A premature eulogy turns into an engaging celebration of Euro-flavored, Oz-based vet auteur Paul Cox in David Bradbury's docu feature.
A premature eulogy turns into an engaging celebration of Euro-flavored, Oz-based vet auteur Paul Cox in “On Borrowed Time.” Helmed by Oscar-nominated documentarian David Bradbury (“Frontline,” “Nicaragua: No Parasan”), pic captures both the charmer and the curmudgeon behind the camera while portraying Cox’s wait for a liver transplant. Multiple collaborators testify to the film-maker’s genius, while clips of everything from “Man of Flowers” to “Innocence” catch the arty essence of his work. A natural setup for Cox retrospectives or Oz sidebars, the docu is guaranteed fest-circuit berths. Pubcasters will also want a look.
Pic begins with a withered Cox writing a memoir to pass the time while he waits for someone else with his rare blood type to die and donate his or her liver. With a frank, clear-eyed calm about his cancer, the Dutch-raised septuagenarian helmer cuts a dignified figure as he reflects on his past and his impending death. Tracking his subject’s visits to a Melbourne hospital for treatment over several months, Bradbury unobtrusively augments the medical waiting game with celebratory interviews.
Loyal thesps and regular players, including Wendy Hughes, Chris Haywood and longtime muse Gosia Dobrowolska, all marvel at the collision of order and chaos that characterizes Cox’s shoots.

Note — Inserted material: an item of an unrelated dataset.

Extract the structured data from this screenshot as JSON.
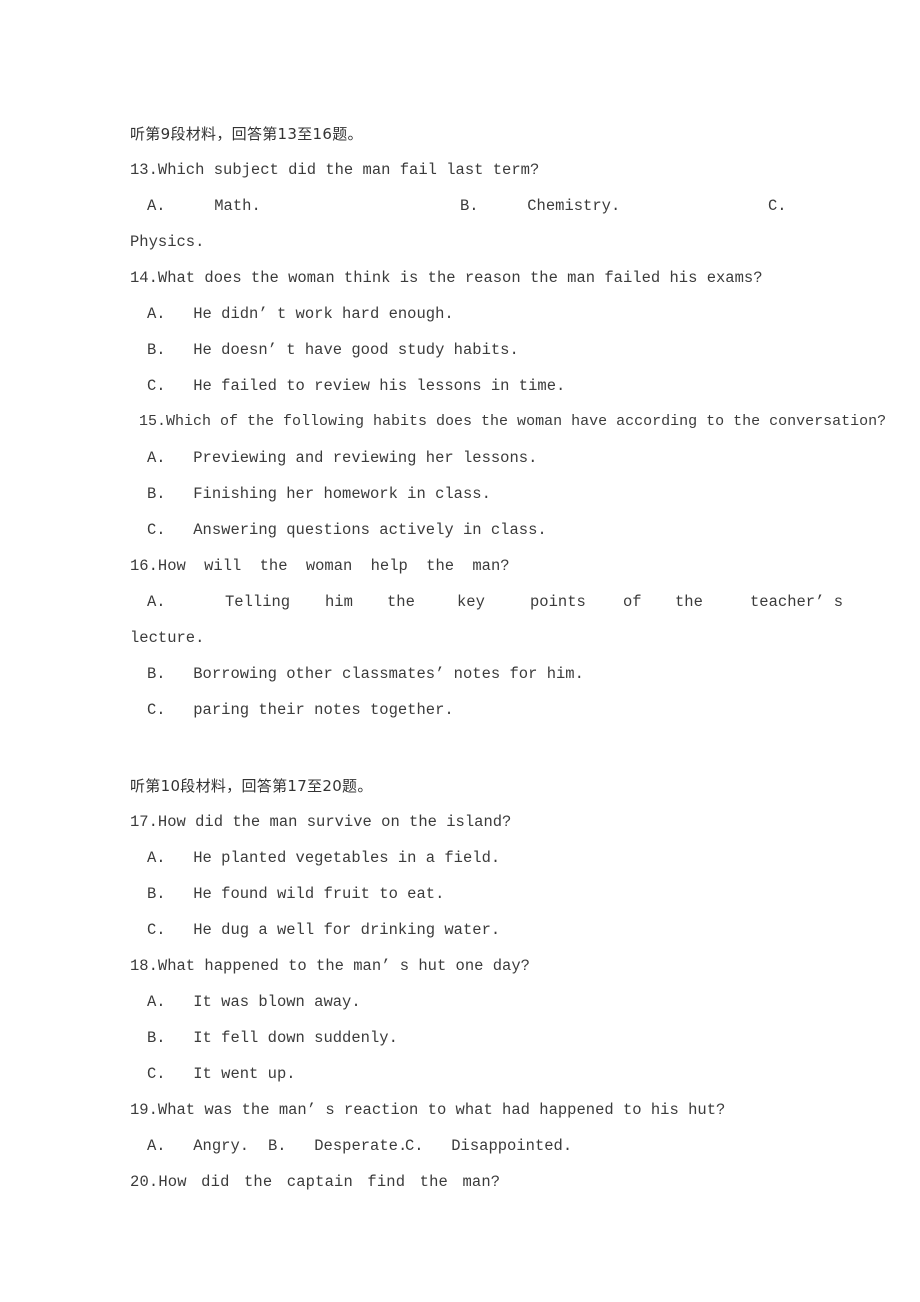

Recollections focus more on the man rather than on his work, though high-quality productions from the director’s 1980s heyday, including searing film a clef “My First Wife,” are prominent. An appetizing array of clips nails the emotional intensity, trippy experimentation and austere beauty of Cox’s capital-A arthouse features.
Docu gets beyond pure hagiography with affectionate glimpses of Cox’s cantankerous side. The gist of the auteur’s personality is summed up by his onetime producer Philip Adams (“Lonely Hearts”), who recalls that the director spoke of “integrity” as if he was the only person who had it.
Cox’s sole big-budget film, “Molokai,” featuring David Wenham (who narrates the docu) alongside Peter O’Toole and Kris Kristofferson, is dismissed as a debacle ruined by philistine producers. But the docu also uncovers the director’s hypersensitivity to criticism; longtime Cox supporter and former Variety critic David Stratton relates the fiery response he got after filing a negative review of “Salvation,” while thesp Aden Young (who edited “Salvation”) laughs about being physically attacked by Cox when the two had a disagreement while working on 1994’s “Exile.”
Bradbury’s contemplative views of Cox’s Melbourne milieu capture the city’s gritty appeal and successfully mimic the helmer’s Euro-styled eye. A 60-minute tube version is ready for Oz broadcast, but the pleasurable 87-minute length already seems too short.